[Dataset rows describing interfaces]
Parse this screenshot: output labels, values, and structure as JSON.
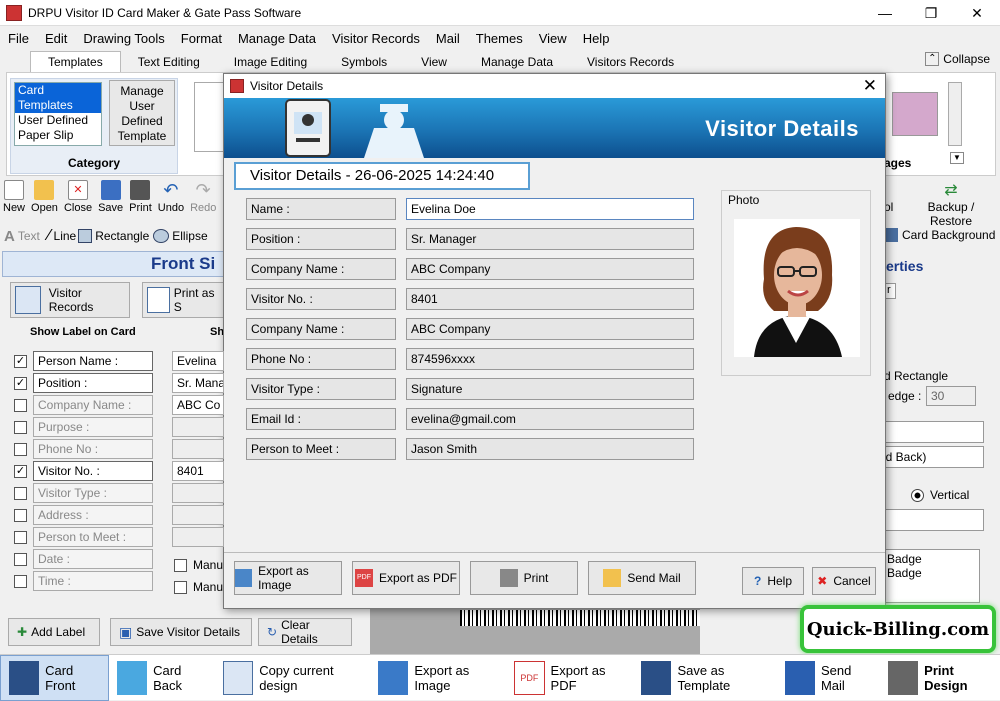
{
  "app": {
    "title": "DRPU Visitor ID Card Maker & Gate Pass Software"
  },
  "menu": [
    "File",
    "Edit",
    "Drawing Tools",
    "Format",
    "Manage Data",
    "Visitor Records",
    "Mail",
    "Themes",
    "View",
    "Help"
  ],
  "ribbon_tabs": [
    "Templates",
    "Text Editing",
    "Symbols",
    "View",
    "Manage Data",
    "Visitors Records"
  ],
  "ribbon_tab_image_editing": "Image Editing",
  "collapse_label": "Collapse",
  "category": {
    "items": [
      "Card Templates",
      "User Defined",
      "Paper Slip"
    ],
    "manage_udt": "Manage User Defined Template",
    "label": "Category"
  },
  "images_group_label": "ages",
  "toolbar": {
    "new": "New",
    "open": "Open",
    "close": "Close",
    "save": "Save",
    "print": "Print",
    "undo": "Undo",
    "redo": "Redo",
    "tol": "ol",
    "backup": "Backup / Restore"
  },
  "drawing": {
    "text": "Text",
    "line": "Line",
    "rectangle": "Rectangle",
    "ellipse": "Ellipse",
    "card_background": "Card Background"
  },
  "panel": {
    "front_side": "Front Si",
    "visitor_records": "Visitor Records",
    "print_as": "Print as S",
    "show_label": "Show Label on Card",
    "show_value": "Sh",
    "labels": [
      {
        "text": "Person Name :",
        "checked": true,
        "value": "Evelina"
      },
      {
        "text": "Position :",
        "checked": true,
        "value": "Sr. Mana"
      },
      {
        "text": "Company Name :",
        "checked": false,
        "value": "ABC Co"
      },
      {
        "text": "Purpose :",
        "checked": false,
        "value": ""
      },
      {
        "text": "Phone No :",
        "checked": false,
        "value": ""
      },
      {
        "text": "Visitor No. :",
        "checked": true,
        "value": "8401"
      },
      {
        "text": "Visitor Type :",
        "checked": false,
        "value": ""
      },
      {
        "text": "Address :",
        "checked": false,
        "value": ""
      },
      {
        "text": "Person to Meet :",
        "checked": false,
        "value": ""
      },
      {
        "text": "Date :",
        "checked": false,
        "value": ""
      },
      {
        "text": "Time :",
        "checked": false,
        "value": ""
      }
    ],
    "manual1": "Manu",
    "manual2": "Manu",
    "add_label": "Add Label",
    "save_visitor_details": "Save Visitor Details",
    "clear_details": "Clear Details"
  },
  "right_panel": {
    "properties": "erties",
    "r": "r",
    "rounded_rect": "d Rectangle",
    "edge_label": "edge :",
    "edge_value": "30",
    "front_back": "nd Back)",
    "vertical": "Vertical",
    "list": [
      "Badge",
      "Badge"
    ]
  },
  "dialog": {
    "title": "Visitor Details",
    "banner_title": "Visitor Details",
    "heading": "Visitor Details - 26-06-2025 14:24:40",
    "photo_label": "Photo",
    "fields": [
      {
        "label": "Name :",
        "value": "Evelina Doe"
      },
      {
        "label": "Position :",
        "value": "Sr. Manager"
      },
      {
        "label": "Company Name :",
        "value": "ABC Company"
      },
      {
        "label": "Visitor No. :",
        "value": "8401"
      },
      {
        "label": "Company Name :",
        "value": "ABC Company"
      },
      {
        "label": "Phone No :",
        "value": "874596xxxx"
      },
      {
        "label": "Visitor Type :",
        "value": "Signature"
      },
      {
        "label": "Email Id :",
        "value": "evelina@gmail.com"
      },
      {
        "label": "Person to Meet :",
        "value": "Jason Smith"
      }
    ],
    "buttons": {
      "export_image": "Export as Image",
      "export_pdf": "Export as PDF",
      "print": "Print",
      "send_mail": "Send Mail",
      "help": "Help",
      "cancel": "Cancel"
    }
  },
  "bottom_bar": {
    "card_front": "Card Front",
    "card_back": "Card Back",
    "copy_design": "Copy current design",
    "export_image": "Export as Image",
    "export_pdf": "Export as PDF",
    "save_template": "Save as Template",
    "send_mail": "Send Mail",
    "print_design": "Print Design"
  },
  "watermark": "Quick-Billing.com",
  "colors": {
    "accent": "#0a64d8",
    "banner": "#1b74b4",
    "watermark_border": "#38c33a"
  }
}
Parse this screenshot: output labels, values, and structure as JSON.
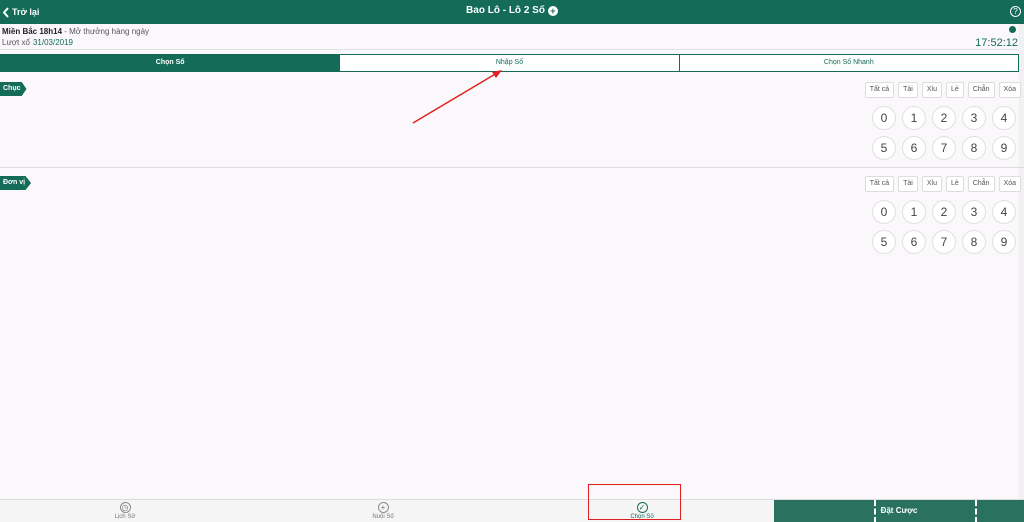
{
  "header": {
    "back_label": "Trở lại",
    "title": "Bao Lô - Lô 2 Số",
    "plus_icon": "plus-circle-icon",
    "help_label": "?"
  },
  "info": {
    "region": "Miền Bắc 18h14",
    "schedule": " - Mở thưởng hàng ngày",
    "draw_label": "Lượt xổ",
    "draw_date": "31/03/2019",
    "clock": "17:52:12"
  },
  "tabs": [
    "Chọn Số",
    "Nhập Số",
    "Chọn Số Nhanh"
  ],
  "sections": [
    {
      "label": "Chục",
      "filters": [
        "Tất cả",
        "Tài",
        "Xỉu",
        "Lẻ",
        "Chẵn",
        "Xóa"
      ],
      "numbers": [
        "0",
        "1",
        "2",
        "3",
        "4",
        "5",
        "6",
        "7",
        "8",
        "9"
      ]
    },
    {
      "label": "Đơn vị",
      "filters": [
        "Tất cả",
        "Tài",
        "Xỉu",
        "Lẻ",
        "Chẵn",
        "Xóa"
      ],
      "numbers": [
        "0",
        "1",
        "2",
        "3",
        "4",
        "5",
        "6",
        "7",
        "8",
        "9"
      ]
    }
  ],
  "bottom": {
    "history": "Lịch Sử",
    "nurture": "Nuôi Số",
    "select": "Chọn Số",
    "bet": "Đặt Cược"
  },
  "colors": {
    "primary": "#136b58",
    "annotation": "#e02020"
  }
}
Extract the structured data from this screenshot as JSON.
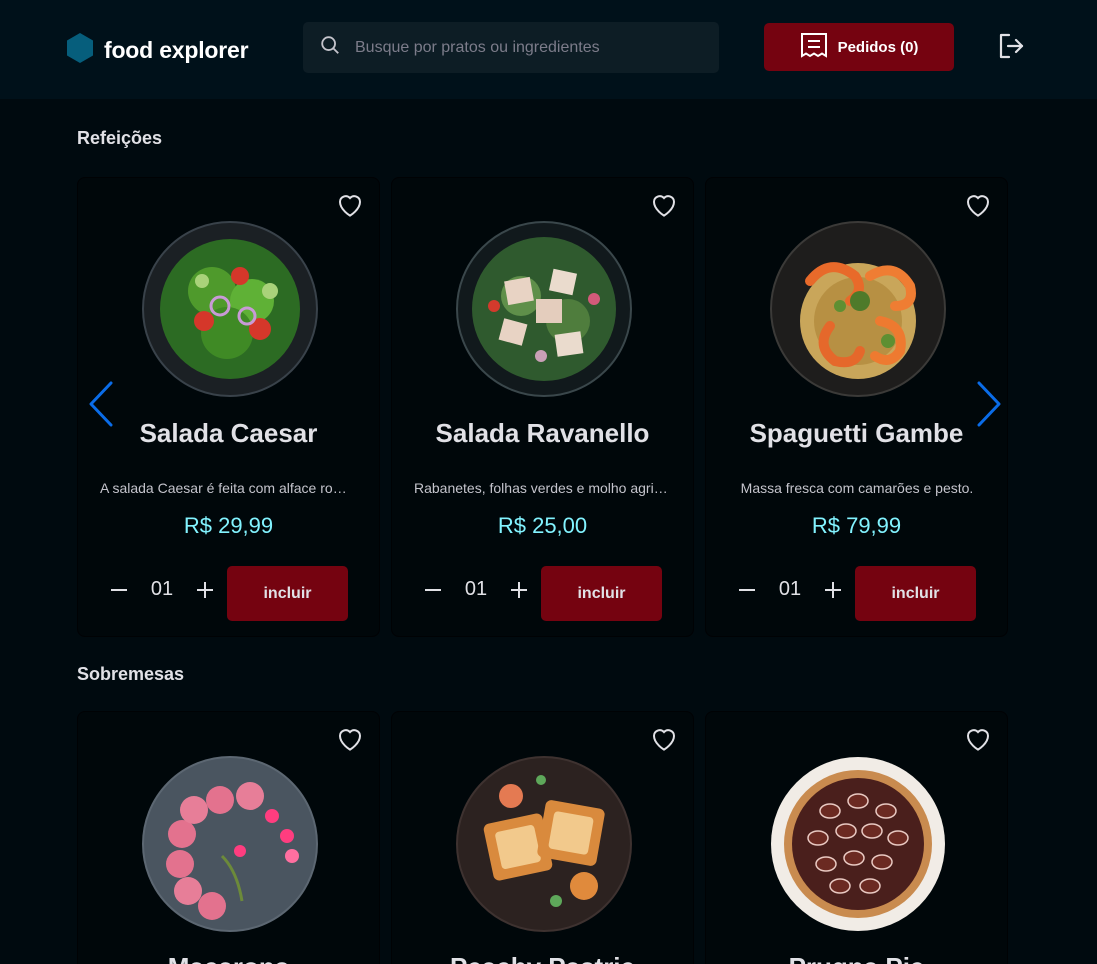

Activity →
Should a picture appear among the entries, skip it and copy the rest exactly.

Exercise response →
Parse this screenshot: output labels, values, and structure as JSON.
{
  "app": {
    "title": "DRPU Visitor ID Card Maker & Gate Pass Software"
  },
  "menu": [
    "File",
    "Edit",
    "Drawing Tools",
    "Format",
    "Manage Data",
    "Visitor Records",
    "Mail",
    "Themes",
    "View",
    "Help"
  ],
  "ribbon_tabs": [
    "Templates",
    "Text Editing",
    "Symbols",
    "View",
    "Manage Data",
    "Visitors Records"
  ],
  "ribbon_tab_image_editing": "Image Editing",
  "collapse_label": "Collapse",
  "category": {
    "items": [
      "Card Templates",
      "User Defined",
      "Paper Slip"
    ],
    "manage_udt": "Manage User Defined Template",
    "label": "Category"
  },
  "images_group_label": "ages",
  "toolbar": {
    "new": "New",
    "open": "Open",
    "close": "Close",
    "save": "Save",
    "print": "Print",
    "undo": "Undo",
    "redo": "Redo",
    "tol": "ol",
    "backup": "Backup / Restore"
  },
  "drawing": {
    "text": "Text",
    "line": "Line",
    "rectangle": "Rectangle",
    "ellipse": "Ellipse",
    "card_background": "Card Background"
  },
  "panel": {
    "front_side": "Front Si",
    "visitor_records": "Visitor Records",
    "print_as": "Print as S",
    "show_label": "Show Label on Card",
    "show_value": "Sh",
    "labels": [
      {
        "text": "Person Name :",
        "checked": true,
        "value": "Evelina"
      },
      {
        "text": "Position :",
        "checked": true,
        "value": "Sr. Mana"
      },
      {
        "text": "Company Name :",
        "checked": false,
        "value": "ABC Co"
      },
      {
        "text": "Purpose :",
        "checked": false,
        "value": ""
      },
      {
        "text": "Phone No :",
        "checked": false,
        "value": ""
      },
      {
        "text": "Visitor No. :",
        "checked": true,
        "value": "8401"
      },
      {
        "text": "Visitor Type :",
        "checked": false,
        "value": ""
      },
      {
        "text": "Address :",
        "checked": false,
        "value": ""
      },
      {
        "text": "Person to Meet :",
        "checked": false,
        "value": ""
      },
      {
        "text": "Date :",
        "checked": false,
        "value": ""
      },
      {
        "text": "Time :",
        "checked": false,
        "value": ""
      }
    ],
    "manual1": "Manu",
    "manual2": "Manu",
    "add_label": "Add Label",
    "save_visitor_details": "Save Visitor Details",
    "clear_details": "Clear Details"
  },
  "right_panel": {
    "properties": "erties",
    "r": "r",
    "rounded_rect": "d Rectangle",
    "edge_label": "edge :",
    "edge_value": "30",
    "front_back": "nd Back)",
    "vertical": "Vertical",
    "list": [
      "Badge",
      "Badge"
    ]
  },
  "dialog": {
    "title": "Visitor Details",
    "banner_title": "Visitor Details",
    "heading": "Visitor Details - 26-06-2025 14:24:40",
    "photo_label": "Photo",
    "fields": [
      {
        "label": "Name :",
        "value": "Evelina Doe"
      },
      {
        "label": "Position :",
        "value": "Sr. Manager"
      },
      {
        "label": "Company Name :",
        "value": "ABC Company"
      },
      {
        "label": "Visitor No. :",
        "value": "8401"
      },
      {
        "label": "Company Name :",
        "value": "ABC Company"
      },
      {
        "label": "Phone No :",
        "value": "874596xxxx"
      },
      {
        "label": "Visitor Type :",
        "value": "Signature"
      },
      {
        "label": "Email Id :",
        "value": "evelina@gmail.com"
      },
      {
        "label": "Person to Meet :",
        "value": "Jason Smith"
      }
    ],
    "buttons": {
      "export_image": "Export as Image",
      "export_pdf": "Export as PDF",
      "print": "Print",
      "send_mail": "Send Mail",
      "help": "Help",
      "cancel": "Cancel"
    }
  },
  "bottom_bar": {
    "card_front": "Card Front",
    "card_back": "Card Back",
    "copy_design": "Copy current design",
    "export_image": "Export as Image",
    "export_pdf": "Export as PDF",
    "save_template": "Save as Template",
    "send_mail": "Send Mail",
    "print_design": "Print Design"
  },
  "watermark": "Quick-Billing.com",
  "colors": {
    "accent": "#0a64d8",
    "banner": "#1b74b4",
    "watermark_border": "#38c33a"
  }
}
Parse this screenshot: output labels, values, and structure as JSON.
{
  "header": {
    "back_label": "Trở lại",
    "title": "Bao Lô - Lô 2 Số",
    "plus_icon": "plus-circle-icon",
    "help_label": "?"
  },
  "info": {
    "region": "Miền Bắc 18h14",
    "schedule": " - Mở thưởng hàng ngày",
    "draw_label": "Lượt xổ",
    "draw_date": "31/03/2019",
    "clock": "17:52:12"
  },
  "tabs": [
    "Chọn Số",
    "Nhập Số",
    "Chọn Số Nhanh"
  ],
  "sections": [
    {
      "label": "Chục",
      "filters": [
        "Tất cả",
        "Tài",
        "Xỉu",
        "Lẻ",
        "Chẵn",
        "Xóa"
      ],
      "numbers": [
        "0",
        "1",
        "2",
        "3",
        "4",
        "5",
        "6",
        "7",
        "8",
        "9"
      ]
    },
    {
      "label": "Đơn vị",
      "filters": [
        "Tất cả",
        "Tài",
        "Xỉu",
        "Lẻ",
        "Chẵn",
        "Xóa"
      ],
      "numbers": [
        "0",
        "1",
        "2",
        "3",
        "4",
        "5",
        "6",
        "7",
        "8",
        "9"
      ]
    }
  ],
  "bottom": {
    "history": "Lịch Sử",
    "nurture": "Nuôi Số",
    "select": "Chọn Số",
    "bet": "Đặt Cược"
  },
  "colors": {
    "primary": "#136b58",
    "annotation": "#e02020"
  }
}
Extract the structured data from this screenshot as JSON.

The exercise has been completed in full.